One church divided work into eight occupational categories to focus efforts on each one. That allowed them to gather people into small groups to reflect together and to ensure that their broader formation efforts addresses all members. The groups are: education, health care, business & industry, homemaking, science & technology, retirement, public service, arts.
Promote Worker Justice
Remember the needs of the poor, and how not all have the luxury of choosing jobs or the kind of pay and benefits that many take for granted. Utilize faith-based resources from Interfaith Worker Justice and other advocacy organizations.
Observe Labor Day
Use Labor Day weekend (or the weekend afterwards if attendance is often low) to focus on faith & work issues. Encourage parishioners to wear whatever clothes they would wear in their occupational work to liturgy.
Incorporate Into Preaching
Obviously, generally incorporating this topic into preaching would be helpful. But consider inviting preachers who have special insight on the topic, whether in the justice area or certain occupational fields. In one parish, a priest removed his vestments during the homily to reveal his old truck driver uniform. That certainly got everyone's attention!
Weave Work Into Liturgy
Be creative to incorporate people's occupations into worship services and help people make the connection between their faith and work. Bless them in their work. When focusing on work or a particular vocation, have parishioners bring symbols of their daily work to the altar during the presentation of the gifts. More in:
Ministry In Daily Life, William Diehl
Of Human Hands, "They Bring Their Church To Work," Davida Crabtree
4-page overview handout used as a bulletin wrapper to introduce the concept to a parish.
A set of single-page handouts used as bulletin inserts on various faith & work topics.
This Gospel Value encompasses occupation and work, discussing it in-depth.
Talent and personality are key insights to discerning one's occupation and/or vocation.

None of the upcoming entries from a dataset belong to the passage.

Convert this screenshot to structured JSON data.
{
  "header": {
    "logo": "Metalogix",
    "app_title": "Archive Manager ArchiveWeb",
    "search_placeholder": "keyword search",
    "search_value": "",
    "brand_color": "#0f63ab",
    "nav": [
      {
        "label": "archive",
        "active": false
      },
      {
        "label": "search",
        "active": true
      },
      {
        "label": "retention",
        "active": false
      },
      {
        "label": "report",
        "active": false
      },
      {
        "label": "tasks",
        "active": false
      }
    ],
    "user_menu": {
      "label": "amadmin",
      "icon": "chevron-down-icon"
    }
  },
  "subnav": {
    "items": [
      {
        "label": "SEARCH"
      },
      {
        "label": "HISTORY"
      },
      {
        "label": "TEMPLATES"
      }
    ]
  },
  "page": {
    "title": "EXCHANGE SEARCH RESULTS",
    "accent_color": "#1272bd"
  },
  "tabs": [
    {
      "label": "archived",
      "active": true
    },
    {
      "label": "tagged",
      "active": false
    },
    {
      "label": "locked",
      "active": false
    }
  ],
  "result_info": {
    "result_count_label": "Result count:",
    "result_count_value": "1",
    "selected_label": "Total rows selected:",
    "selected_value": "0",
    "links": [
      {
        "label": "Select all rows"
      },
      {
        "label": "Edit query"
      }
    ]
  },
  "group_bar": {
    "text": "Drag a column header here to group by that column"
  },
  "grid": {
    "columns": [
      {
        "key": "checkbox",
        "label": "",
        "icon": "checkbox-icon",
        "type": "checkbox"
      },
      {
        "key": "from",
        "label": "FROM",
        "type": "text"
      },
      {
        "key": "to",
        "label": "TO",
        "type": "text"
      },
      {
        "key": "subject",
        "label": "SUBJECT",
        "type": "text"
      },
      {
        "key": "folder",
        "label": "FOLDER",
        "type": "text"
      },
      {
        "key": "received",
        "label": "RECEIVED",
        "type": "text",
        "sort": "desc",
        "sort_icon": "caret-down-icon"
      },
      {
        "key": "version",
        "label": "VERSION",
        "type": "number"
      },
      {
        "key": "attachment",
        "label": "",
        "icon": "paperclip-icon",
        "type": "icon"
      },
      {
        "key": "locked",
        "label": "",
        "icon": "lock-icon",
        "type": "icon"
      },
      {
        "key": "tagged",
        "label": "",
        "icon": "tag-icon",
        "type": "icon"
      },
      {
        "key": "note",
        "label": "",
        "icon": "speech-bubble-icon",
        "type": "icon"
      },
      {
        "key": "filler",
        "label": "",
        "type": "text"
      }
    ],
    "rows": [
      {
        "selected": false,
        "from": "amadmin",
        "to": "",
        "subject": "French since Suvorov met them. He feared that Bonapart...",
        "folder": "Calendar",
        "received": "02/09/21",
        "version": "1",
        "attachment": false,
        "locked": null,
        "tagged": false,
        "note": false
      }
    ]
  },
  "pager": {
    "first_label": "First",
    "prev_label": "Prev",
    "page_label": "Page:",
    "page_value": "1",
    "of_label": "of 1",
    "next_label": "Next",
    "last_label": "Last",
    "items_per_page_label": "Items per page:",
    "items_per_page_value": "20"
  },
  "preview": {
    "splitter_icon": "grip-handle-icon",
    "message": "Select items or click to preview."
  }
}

Occupation and vocation are a major topic for discernment.
Since occupation is the primary way we spend our time, these topics are closely related.